§ Goal of the exercise: Without the pictures, set down the records below word for word.

* * * * * * * * *

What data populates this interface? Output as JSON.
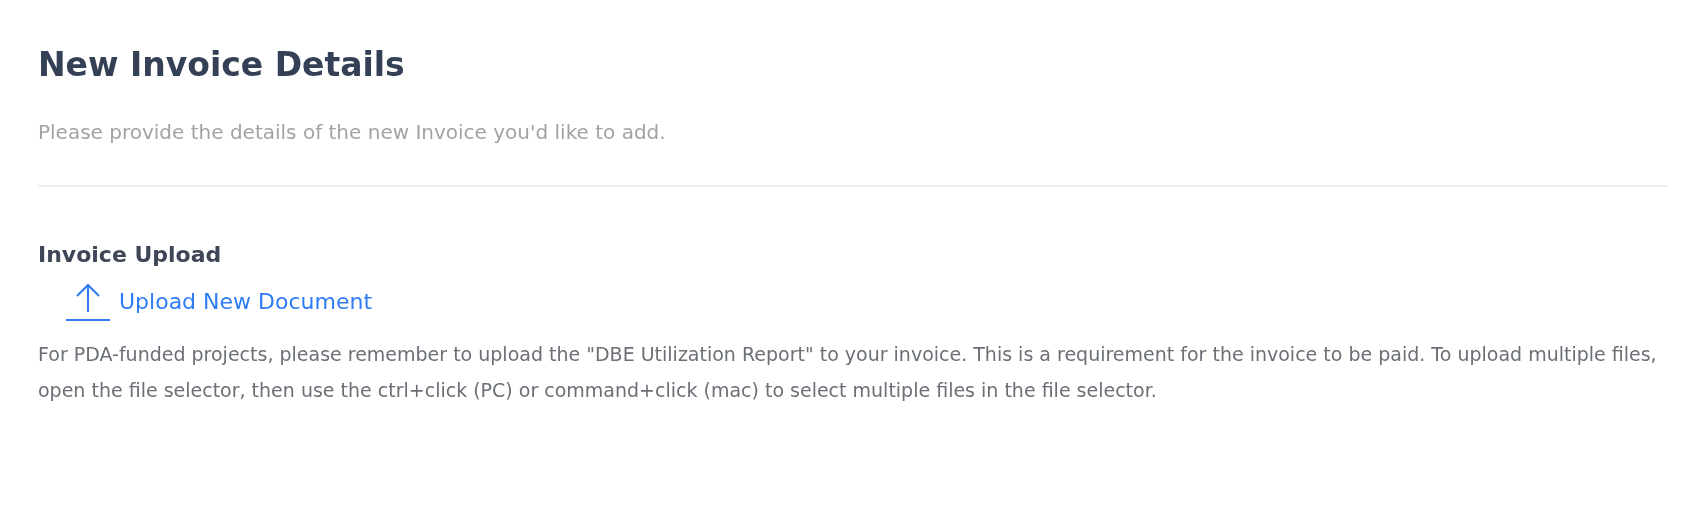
{
  "title": "New Invoice Details",
  "subtitle": "Please provide the details of the new Invoice you'd like to add.",
  "section": {
    "heading": "Invoice Upload",
    "upload_link": "Upload New Document",
    "note": "For PDA-funded projects, please remember to upload the \"DBE Utilization Report\" to your invoice. This is a requirement for the invoice to be paid. To upload multiple files, open the file selector, then use the ctrl+click (PC) or command+click (mac) to select multiple files in the file selector."
  }
}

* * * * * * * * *

§ Exercise response:
What data populates this interface? Output as JSON.
{
  "title": "New Invoice Details",
  "subtitle": "Please provide the details of the new Invoice you'd like to add.",
  "section": {
    "heading": "Invoice Upload",
    "upload_link": "Upload New Document",
    "note": "For PDA-funded projects, please remember to upload the \"DBE Utilization Report\" to your invoice. This is a requirement for the invoice to be paid. To upload multiple files, open the file selector, then use the ctrl+click (PC) or command+click (mac) to select multiple files in the file selector."
  }
}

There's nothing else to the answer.